---------- INFORMATION SHOWN ----------

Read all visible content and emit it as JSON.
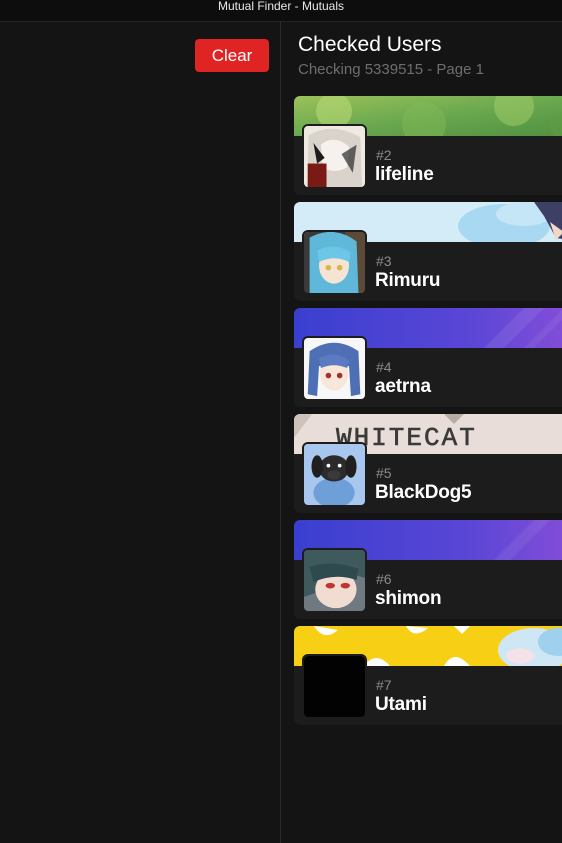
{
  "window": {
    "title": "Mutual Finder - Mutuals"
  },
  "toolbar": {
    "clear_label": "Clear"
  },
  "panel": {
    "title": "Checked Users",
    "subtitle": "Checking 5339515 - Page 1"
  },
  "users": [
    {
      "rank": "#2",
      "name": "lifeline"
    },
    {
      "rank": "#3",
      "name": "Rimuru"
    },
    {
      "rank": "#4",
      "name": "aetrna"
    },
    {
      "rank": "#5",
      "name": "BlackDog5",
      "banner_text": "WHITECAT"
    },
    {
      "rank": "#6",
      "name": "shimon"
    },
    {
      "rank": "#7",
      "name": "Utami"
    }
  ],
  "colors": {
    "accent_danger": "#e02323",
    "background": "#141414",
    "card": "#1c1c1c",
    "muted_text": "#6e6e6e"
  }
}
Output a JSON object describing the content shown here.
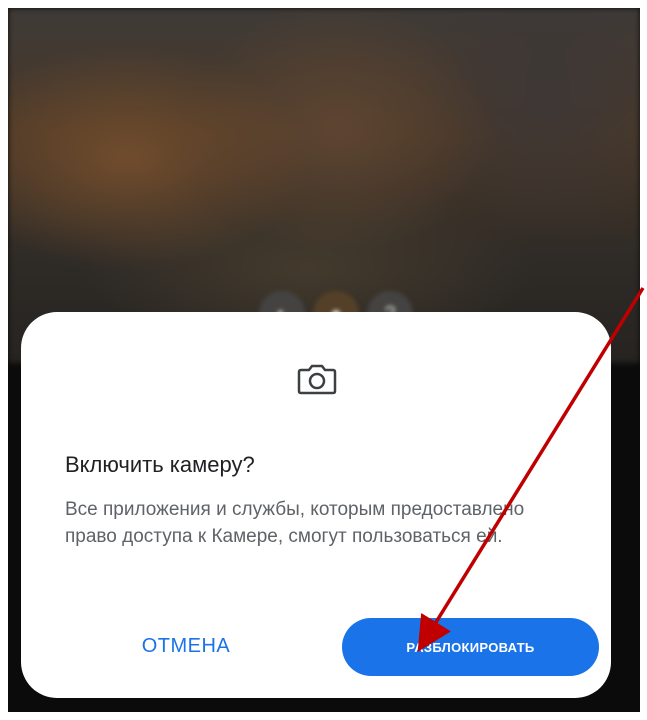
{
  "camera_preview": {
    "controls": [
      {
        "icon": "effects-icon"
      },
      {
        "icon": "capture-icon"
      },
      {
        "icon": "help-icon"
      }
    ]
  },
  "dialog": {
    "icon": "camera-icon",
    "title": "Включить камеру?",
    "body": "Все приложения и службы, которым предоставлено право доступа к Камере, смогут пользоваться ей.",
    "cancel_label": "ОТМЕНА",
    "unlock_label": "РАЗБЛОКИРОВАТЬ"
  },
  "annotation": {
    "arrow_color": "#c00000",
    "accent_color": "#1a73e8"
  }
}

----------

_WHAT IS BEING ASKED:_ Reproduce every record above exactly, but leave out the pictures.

_ANSWER SPACE:_
Read all visible content and emit it as JSON.
{
  "window": {
    "title": "Mutual Finder - Mutuals"
  },
  "toolbar": {
    "clear_label": "Clear"
  },
  "panel": {
    "title": "Checked Users",
    "subtitle": "Checking 5339515 - Page 1"
  },
  "users": [
    {
      "rank": "#2",
      "name": "lifeline"
    },
    {
      "rank": "#3",
      "name": "Rimuru"
    },
    {
      "rank": "#4",
      "name": "aetrna"
    },
    {
      "rank": "#5",
      "name": "BlackDog5",
      "banner_text": "WHITECAT"
    },
    {
      "rank": "#6",
      "name": "shimon"
    },
    {
      "rank": "#7",
      "name": "Utami"
    }
  ],
  "colors": {
    "accent_danger": "#e02323",
    "background": "#141414",
    "card": "#1c1c1c",
    "muted_text": "#6e6e6e"
  }
}
Output a JSON object describing the content shown here.
{
  "camera_preview": {
    "controls": [
      {
        "icon": "effects-icon"
      },
      {
        "icon": "capture-icon"
      },
      {
        "icon": "help-icon"
      }
    ]
  },
  "dialog": {
    "icon": "camera-icon",
    "title": "Включить камеру?",
    "body": "Все приложения и службы, которым предоставлено право доступа к Камере, смогут пользоваться ей.",
    "cancel_label": "ОТМЕНА",
    "unlock_label": "РАЗБЛОКИРОВАТЬ"
  },
  "annotation": {
    "arrow_color": "#c00000",
    "accent_color": "#1a73e8"
  }
}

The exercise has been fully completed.